**Problem statement**
Return the entire listing, word for word.

[[ Dataset entries open ]]

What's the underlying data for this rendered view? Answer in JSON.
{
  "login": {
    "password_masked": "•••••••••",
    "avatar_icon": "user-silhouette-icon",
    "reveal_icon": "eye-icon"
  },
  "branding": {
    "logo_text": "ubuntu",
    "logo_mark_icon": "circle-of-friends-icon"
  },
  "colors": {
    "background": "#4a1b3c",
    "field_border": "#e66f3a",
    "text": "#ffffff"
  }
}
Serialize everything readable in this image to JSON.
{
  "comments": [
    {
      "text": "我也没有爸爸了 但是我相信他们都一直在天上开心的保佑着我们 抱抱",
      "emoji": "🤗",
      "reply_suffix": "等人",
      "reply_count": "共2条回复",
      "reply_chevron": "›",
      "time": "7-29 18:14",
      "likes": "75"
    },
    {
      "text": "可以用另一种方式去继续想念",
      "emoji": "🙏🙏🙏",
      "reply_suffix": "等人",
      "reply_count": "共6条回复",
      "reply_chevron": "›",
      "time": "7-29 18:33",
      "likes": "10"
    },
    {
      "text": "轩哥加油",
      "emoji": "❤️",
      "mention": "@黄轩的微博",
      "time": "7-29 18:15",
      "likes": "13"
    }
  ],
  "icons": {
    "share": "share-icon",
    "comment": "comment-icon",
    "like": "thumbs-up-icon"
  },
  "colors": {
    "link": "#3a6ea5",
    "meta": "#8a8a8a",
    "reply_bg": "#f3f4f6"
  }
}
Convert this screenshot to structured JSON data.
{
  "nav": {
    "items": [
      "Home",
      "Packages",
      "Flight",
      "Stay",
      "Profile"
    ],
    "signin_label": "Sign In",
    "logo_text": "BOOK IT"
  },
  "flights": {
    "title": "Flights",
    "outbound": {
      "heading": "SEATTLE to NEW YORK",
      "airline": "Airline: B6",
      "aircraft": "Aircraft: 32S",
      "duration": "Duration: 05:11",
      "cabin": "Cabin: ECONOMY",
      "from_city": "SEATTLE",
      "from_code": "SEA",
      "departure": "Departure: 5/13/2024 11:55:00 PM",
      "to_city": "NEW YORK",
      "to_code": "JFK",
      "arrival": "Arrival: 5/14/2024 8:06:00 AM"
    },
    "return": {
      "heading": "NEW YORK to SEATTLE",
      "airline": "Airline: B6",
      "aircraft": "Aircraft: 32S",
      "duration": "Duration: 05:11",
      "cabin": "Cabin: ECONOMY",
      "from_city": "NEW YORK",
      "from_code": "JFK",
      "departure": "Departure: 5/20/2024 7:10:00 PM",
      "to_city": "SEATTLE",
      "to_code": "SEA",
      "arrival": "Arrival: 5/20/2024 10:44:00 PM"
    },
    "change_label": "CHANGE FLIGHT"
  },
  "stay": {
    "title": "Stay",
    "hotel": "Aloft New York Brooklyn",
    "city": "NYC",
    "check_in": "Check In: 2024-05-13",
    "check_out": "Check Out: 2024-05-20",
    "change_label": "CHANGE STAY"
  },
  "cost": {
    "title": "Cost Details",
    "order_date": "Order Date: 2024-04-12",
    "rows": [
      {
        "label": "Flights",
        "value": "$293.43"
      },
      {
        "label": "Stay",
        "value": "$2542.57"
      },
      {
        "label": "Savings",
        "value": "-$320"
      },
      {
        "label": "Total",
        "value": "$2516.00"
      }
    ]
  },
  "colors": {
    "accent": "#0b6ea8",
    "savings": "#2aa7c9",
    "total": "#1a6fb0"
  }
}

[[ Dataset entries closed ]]

**Your response**
What's the underlying data for this rendered view? Answer in JSON.
{
  "login": {
    "password_masked": "•••••••••",
    "avatar_icon": "user-silhouette-icon",
    "reveal_icon": "eye-icon"
  },
  "branding": {
    "logo_text": "ubuntu",
    "logo_mark_icon": "circle-of-friends-icon"
  },
  "colors": {
    "background": "#4a1b3c",
    "field_border": "#e66f3a",
    "text": "#ffffff"
  }
}
Serialize everything readable in this image to JSON.
{
  "comments": [
    {
      "text": "我也没有爸爸了 但是我相信他们都一直在天上开心的保佑着我们 抱抱",
      "emoji": "🤗",
      "reply_suffix": "等人",
      "reply_count": "共2条回复",
      "reply_chevron": "›",
      "time": "7-29 18:14",
      "likes": "75"
    },
    {
      "text": "可以用另一种方式去继续想念",
      "emoji": "🙏🙏🙏",
      "reply_suffix": "等人",
      "reply_count": "共6条回复",
      "reply_chevron": "›",
      "time": "7-29 18:33",
      "likes": "10"
    },
    {
      "text": "轩哥加油",
      "emoji": "❤️",
      "mention": "@黄轩的微博",
      "time": "7-29 18:15",
      "likes": "13"
    }
  ],
  "icons": {
    "share": "share-icon",
    "comment": "comment-icon",
    "like": "thumbs-up-icon"
  },
  "colors": {
    "link": "#3a6ea5",
    "meta": "#8a8a8a",
    "reply_bg": "#f3f4f6"
  }
}
Convert this screenshot to structured JSON data.
{
  "nav": {
    "items": [
      "Home",
      "Packages",
      "Flight",
      "Stay",
      "Profile"
    ],
    "signin_label": "Sign In",
    "logo_text": "BOOK IT"
  },
  "flights": {
    "title": "Flights",
    "outbound": {
      "heading": "SEATTLE to NEW YORK",
      "airline": "Airline: B6",
      "aircraft": "Aircraft: 32S",
      "duration": "Duration: 05:11",
      "cabin": "Cabin: ECONOMY",
      "from_city": "SEATTLE",
      "from_code": "SEA",
      "departure": "Departure: 5/13/2024 11:55:00 PM",
      "to_city": "NEW YORK",
      "to_code": "JFK",
      "arrival": "Arrival: 5/14/2024 8:06:00 AM"
    },
    "return": {
      "heading": "NEW YORK to SEATTLE",
      "airline": "Airline: B6",
      "aircraft": "Aircraft: 32S",
      "duration": "Duration: 05:11",
      "cabin": "Cabin: ECONOMY",
      "from_city": "NEW YORK",
      "from_code": "JFK",
      "departure": "Departure: 5/20/2024 7:10:00 PM",
      "to_city": "SEATTLE",
      "to_code": "SEA",
      "arrival": "Arrival: 5/20/2024 10:44:00 PM"
    },
    "change_label": "CHANGE FLIGHT"
  },
  "stay": {
    "title": "Stay",
    "hotel": "Aloft New York Brooklyn",
    "city": "NYC",
    "check_in": "Check In: 2024-05-13",
    "check_out": "Check Out: 2024-05-20",
    "change_label": "CHANGE STAY"
  },
  "cost": {
    "title": "Cost Details",
    "order_date": "Order Date: 2024-04-12",
    "rows": [
      {
        "label": "Flights",
        "value": "$293.43"
      },
      {
        "label": "Stay",
        "value": "$2542.57"
      },
      {
        "label": "Savings",
        "value": "-$320"
      },
      {
        "label": "Total",
        "value": "$2516.00"
      }
    ]
  },
  "colors": {
    "accent": "#0b6ea8",
    "savings": "#2aa7c9",
    "total": "#1a6fb0"
  }
}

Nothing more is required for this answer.